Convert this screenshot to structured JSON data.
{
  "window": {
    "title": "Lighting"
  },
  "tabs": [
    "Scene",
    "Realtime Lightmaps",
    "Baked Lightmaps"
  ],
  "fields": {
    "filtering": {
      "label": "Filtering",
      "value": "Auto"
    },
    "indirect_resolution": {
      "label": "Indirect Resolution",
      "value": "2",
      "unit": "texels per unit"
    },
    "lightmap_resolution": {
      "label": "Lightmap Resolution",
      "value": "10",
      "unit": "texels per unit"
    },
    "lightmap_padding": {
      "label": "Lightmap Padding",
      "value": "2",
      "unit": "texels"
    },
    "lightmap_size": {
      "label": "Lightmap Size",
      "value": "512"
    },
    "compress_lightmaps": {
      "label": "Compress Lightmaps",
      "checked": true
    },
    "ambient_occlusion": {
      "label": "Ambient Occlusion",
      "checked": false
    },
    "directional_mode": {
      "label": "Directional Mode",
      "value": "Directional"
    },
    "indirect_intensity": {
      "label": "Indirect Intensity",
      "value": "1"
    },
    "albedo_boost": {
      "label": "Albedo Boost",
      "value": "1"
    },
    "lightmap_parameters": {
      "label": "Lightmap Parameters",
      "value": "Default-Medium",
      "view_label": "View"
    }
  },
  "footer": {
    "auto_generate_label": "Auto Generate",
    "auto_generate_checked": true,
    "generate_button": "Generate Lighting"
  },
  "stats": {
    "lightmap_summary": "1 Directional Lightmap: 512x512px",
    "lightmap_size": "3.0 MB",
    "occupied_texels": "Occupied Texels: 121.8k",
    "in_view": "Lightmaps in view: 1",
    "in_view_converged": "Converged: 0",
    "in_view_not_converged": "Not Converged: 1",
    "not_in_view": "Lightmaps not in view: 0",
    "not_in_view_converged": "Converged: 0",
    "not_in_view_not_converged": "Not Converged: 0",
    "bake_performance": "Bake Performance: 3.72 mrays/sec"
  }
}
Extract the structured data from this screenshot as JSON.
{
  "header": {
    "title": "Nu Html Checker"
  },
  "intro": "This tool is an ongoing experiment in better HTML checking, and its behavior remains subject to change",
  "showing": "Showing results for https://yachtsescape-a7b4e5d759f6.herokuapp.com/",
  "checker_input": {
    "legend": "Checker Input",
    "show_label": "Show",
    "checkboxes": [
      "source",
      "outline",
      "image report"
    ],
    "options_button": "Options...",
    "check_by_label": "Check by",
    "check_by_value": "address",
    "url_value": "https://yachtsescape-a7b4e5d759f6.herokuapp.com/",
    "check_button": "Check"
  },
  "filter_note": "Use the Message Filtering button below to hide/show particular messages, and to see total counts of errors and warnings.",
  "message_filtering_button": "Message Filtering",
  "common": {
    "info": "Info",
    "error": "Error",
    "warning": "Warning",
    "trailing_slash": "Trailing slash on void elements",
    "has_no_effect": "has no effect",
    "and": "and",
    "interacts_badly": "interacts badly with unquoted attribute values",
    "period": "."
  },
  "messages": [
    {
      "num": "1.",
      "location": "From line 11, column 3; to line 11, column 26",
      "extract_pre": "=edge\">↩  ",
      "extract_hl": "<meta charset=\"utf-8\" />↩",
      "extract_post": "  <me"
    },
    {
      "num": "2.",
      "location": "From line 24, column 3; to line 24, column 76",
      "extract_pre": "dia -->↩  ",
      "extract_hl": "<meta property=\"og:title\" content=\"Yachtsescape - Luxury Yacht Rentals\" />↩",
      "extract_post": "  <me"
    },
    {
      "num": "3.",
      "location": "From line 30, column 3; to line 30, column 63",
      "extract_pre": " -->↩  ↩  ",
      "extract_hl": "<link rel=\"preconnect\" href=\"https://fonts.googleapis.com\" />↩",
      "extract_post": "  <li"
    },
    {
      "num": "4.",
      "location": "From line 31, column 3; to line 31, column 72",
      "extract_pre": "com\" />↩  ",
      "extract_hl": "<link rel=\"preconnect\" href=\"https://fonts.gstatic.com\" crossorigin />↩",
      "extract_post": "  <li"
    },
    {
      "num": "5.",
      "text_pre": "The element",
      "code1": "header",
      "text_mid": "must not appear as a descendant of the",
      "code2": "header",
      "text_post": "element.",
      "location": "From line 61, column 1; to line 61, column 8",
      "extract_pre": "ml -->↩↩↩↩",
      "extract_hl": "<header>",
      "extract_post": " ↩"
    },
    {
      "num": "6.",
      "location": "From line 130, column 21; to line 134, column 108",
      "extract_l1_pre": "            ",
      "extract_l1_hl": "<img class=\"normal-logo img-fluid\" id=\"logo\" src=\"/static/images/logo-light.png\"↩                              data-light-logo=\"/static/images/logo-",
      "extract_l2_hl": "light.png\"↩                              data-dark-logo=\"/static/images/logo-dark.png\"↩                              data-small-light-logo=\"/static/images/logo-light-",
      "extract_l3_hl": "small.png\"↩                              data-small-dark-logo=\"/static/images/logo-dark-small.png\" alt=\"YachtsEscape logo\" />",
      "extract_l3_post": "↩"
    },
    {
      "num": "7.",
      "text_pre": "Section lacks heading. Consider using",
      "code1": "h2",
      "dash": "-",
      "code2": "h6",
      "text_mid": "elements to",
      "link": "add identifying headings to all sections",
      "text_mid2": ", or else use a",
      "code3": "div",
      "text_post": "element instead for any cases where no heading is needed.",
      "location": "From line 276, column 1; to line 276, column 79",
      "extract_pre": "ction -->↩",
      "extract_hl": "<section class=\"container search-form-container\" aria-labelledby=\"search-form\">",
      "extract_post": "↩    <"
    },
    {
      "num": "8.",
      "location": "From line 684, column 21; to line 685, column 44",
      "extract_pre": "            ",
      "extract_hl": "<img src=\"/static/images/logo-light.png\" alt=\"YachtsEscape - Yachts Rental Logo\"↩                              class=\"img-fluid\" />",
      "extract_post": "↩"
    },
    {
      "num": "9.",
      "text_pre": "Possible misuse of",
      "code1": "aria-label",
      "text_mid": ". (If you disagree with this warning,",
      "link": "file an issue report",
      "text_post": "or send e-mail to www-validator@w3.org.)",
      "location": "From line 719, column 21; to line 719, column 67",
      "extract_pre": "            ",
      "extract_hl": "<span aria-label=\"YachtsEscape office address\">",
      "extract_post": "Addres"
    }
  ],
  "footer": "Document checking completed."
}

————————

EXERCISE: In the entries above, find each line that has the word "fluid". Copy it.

SOLUTION:
      "extract_l1_hl": "<img class=\"normal-logo img-fluid\" id=\"logo\" src=\"/static/images/logo-light.png\"↩                              data-light-logo=\"/static/images/logo-",
      "extract_hl": "<img src=\"/static/images/logo-light.png\" alt=\"YachtsEscape - Yachts Rental Logo\"↩                              class=\"img-fluid\" />",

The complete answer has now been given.